Advocating for inclusivity
During my semester abroad, I was still able to participate in activities and events alongside my peers, such as group field trips and cultural events (i.e., Flamenco and cooking classes), in addition to traveling by myself to several cities in Spain. It felt empowering and encouraging that I was able to participate in the same opportunities alongside my peers, as I did not have to feel any different or disconnected from the activities and experiences other students were engaging in. Although having a chronic condition presented its challenges at times, including random flare-ups, physical pain, and stress, I was still able to experience my program to its fullest degree, and accomplished everything I had sought out to do. Though my day-to-day struggle might have looked different than my peers’ on the program, I adapted to living in a foreign country with a chronic illness and I take pride that I was able to not let my condition hinder me from fully experiencing my study abroad semester. I’m proud that I was able to navigate the local public transportation system to get to my infusion appointments at the hospital, and even had to converse with the Spanish doctor and tell him about my medical history all in Spanish! These experiences taught me the valuable lesson of becoming an advocate for myself; my situation was difficult at times, but I learned to speak up and rely on myself to make sure that my health needs were being adequately understood and met.
Brie during one of her solo trips in Barcelona, Spain at Park Güel.

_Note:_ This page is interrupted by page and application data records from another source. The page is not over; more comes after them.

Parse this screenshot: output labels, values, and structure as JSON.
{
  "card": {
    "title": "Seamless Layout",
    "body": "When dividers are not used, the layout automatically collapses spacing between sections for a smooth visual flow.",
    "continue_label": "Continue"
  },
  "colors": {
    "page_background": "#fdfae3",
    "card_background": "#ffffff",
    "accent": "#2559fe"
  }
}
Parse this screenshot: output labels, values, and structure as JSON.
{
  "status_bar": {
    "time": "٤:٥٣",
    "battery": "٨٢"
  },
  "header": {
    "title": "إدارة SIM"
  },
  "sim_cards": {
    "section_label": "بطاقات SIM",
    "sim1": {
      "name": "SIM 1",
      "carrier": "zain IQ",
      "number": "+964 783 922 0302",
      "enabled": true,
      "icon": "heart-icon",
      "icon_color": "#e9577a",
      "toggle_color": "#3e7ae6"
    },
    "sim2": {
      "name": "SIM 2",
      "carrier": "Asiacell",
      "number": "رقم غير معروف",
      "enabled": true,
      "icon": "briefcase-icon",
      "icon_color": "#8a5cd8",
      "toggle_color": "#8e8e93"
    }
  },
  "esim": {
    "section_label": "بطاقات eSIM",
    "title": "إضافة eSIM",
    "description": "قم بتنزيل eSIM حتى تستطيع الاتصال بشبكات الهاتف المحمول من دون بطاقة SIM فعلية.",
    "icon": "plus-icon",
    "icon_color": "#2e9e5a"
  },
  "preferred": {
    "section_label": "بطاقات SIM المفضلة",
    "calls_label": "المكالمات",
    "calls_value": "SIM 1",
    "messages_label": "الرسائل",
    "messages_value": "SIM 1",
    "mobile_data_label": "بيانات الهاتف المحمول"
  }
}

Studying abroad with a medical condition was not as ostracizing or alienating as I initially thought it would be, as I was greeted with an immense amount of support and guidance to help ensure I felt safe, comfortable, and accommodated during my program. I encourage any prospective study abroad student who may have a pre-existing medical condition to research what types of resources are available to you during your program abroad. Inter-cultural exchange programs are life-changing and character-building experiences that everyone deserves the right to encounter. It’s incredibly critical that all students have access to accommodations and support while abroad to best fit their medical needs, thus, making study abroad experiences equitable and accessible for all is of utmost importance. Whether that means having wheel-chair accessible housing and transportation available for students, hospitals and infusion centers students can easily access, private and convenient bathrooms available onsite, or simply kind and empathic student support staff who truly care about the well-being and health of their students, accessibility for students with disabilities can be seen in a multitude of ways. It’s truly imperative for international exchange programs to be inclusive and considerate to all types of students who wish to embark on study abroad experiences, as we all deserve the opportunity to be impacted by the world.